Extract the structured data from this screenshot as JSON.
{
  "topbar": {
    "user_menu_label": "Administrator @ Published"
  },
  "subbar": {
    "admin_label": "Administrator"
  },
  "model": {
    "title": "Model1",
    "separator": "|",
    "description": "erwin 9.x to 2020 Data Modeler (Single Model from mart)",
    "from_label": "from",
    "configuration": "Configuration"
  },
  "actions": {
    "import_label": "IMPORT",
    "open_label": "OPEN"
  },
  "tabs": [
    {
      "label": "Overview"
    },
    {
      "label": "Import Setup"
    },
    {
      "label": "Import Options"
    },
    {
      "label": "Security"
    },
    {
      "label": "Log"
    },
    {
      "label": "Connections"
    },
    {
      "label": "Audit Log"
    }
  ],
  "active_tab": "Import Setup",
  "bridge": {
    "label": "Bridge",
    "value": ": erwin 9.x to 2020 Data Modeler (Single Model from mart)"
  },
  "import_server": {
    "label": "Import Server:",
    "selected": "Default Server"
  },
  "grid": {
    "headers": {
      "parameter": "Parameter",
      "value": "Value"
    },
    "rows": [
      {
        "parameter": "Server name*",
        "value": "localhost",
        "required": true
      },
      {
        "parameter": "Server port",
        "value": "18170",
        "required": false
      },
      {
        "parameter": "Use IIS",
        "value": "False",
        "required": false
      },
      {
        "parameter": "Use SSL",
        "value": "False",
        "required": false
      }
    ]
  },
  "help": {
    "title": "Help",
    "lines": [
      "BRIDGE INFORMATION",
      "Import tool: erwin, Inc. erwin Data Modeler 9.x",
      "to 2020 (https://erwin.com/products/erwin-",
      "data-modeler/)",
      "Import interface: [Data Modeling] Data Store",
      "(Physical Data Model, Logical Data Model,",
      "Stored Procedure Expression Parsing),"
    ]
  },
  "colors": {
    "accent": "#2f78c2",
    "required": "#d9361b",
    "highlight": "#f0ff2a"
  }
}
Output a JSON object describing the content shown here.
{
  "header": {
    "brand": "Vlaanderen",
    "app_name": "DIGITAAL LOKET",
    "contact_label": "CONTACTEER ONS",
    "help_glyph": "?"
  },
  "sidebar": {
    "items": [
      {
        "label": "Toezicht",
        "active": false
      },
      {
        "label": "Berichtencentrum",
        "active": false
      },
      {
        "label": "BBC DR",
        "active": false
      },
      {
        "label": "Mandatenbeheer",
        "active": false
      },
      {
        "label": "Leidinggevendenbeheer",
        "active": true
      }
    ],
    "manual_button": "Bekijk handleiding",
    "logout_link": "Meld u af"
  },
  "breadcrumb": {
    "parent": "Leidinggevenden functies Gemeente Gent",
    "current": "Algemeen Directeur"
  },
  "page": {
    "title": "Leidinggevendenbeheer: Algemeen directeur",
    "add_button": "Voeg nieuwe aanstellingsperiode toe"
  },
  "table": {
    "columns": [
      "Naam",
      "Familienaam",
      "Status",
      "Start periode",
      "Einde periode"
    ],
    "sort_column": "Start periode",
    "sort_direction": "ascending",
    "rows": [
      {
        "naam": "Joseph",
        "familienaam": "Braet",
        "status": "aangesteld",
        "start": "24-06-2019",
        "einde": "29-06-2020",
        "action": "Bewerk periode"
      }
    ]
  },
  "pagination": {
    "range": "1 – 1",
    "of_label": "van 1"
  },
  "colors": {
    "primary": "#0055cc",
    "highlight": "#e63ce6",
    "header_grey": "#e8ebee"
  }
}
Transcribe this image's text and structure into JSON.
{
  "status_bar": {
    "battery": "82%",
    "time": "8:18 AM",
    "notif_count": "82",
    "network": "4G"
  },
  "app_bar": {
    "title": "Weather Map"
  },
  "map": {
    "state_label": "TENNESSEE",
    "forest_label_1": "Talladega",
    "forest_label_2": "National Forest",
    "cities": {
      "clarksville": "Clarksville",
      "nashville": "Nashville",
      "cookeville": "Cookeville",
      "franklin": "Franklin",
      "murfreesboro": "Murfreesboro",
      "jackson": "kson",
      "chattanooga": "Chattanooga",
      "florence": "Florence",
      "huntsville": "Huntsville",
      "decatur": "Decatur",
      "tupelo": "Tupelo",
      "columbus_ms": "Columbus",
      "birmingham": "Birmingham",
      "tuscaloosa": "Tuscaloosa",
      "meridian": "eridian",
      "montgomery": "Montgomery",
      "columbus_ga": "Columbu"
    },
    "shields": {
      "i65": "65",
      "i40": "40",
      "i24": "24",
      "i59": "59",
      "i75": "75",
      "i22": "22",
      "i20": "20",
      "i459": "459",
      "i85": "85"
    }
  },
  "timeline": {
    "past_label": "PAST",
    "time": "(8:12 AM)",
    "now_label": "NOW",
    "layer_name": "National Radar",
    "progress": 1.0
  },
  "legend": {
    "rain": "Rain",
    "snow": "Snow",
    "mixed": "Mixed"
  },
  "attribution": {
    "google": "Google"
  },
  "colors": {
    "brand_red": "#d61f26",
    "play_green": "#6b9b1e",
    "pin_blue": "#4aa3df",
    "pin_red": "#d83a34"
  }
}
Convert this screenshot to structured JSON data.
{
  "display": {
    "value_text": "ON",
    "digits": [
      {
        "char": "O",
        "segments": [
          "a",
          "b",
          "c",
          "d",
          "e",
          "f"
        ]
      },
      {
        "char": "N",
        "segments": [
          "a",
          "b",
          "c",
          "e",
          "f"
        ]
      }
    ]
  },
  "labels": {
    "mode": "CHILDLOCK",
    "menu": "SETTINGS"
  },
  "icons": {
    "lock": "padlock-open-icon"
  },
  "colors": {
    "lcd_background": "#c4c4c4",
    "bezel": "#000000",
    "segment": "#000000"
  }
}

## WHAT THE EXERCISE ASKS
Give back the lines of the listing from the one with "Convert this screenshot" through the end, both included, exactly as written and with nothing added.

## ANSWER TO THE EXERCISE
Convert this screenshot to structured JSON data.
{
  "display": {
    "value_text": "ON",
    "digits": [
      {
        "char": "O",
        "segments": [
          "a",
          "b",
          "c",
          "d",
          "e",
          "f"
        ]
      },
      {
        "char": "N",
        "segments": [
          "a",
          "b",
          "c",
          "e",
          "f"
        ]
      }
    ]
  },
  "labels": {
    "mode": "CHILDLOCK",
    "menu": "SETTINGS"
  },
  "icons": {
    "lock": "padlock-open-icon"
  },
  "colors": {
    "lcd_background": "#c4c4c4",
    "bezel": "#000000",
    "segment": "#000000"
  }
}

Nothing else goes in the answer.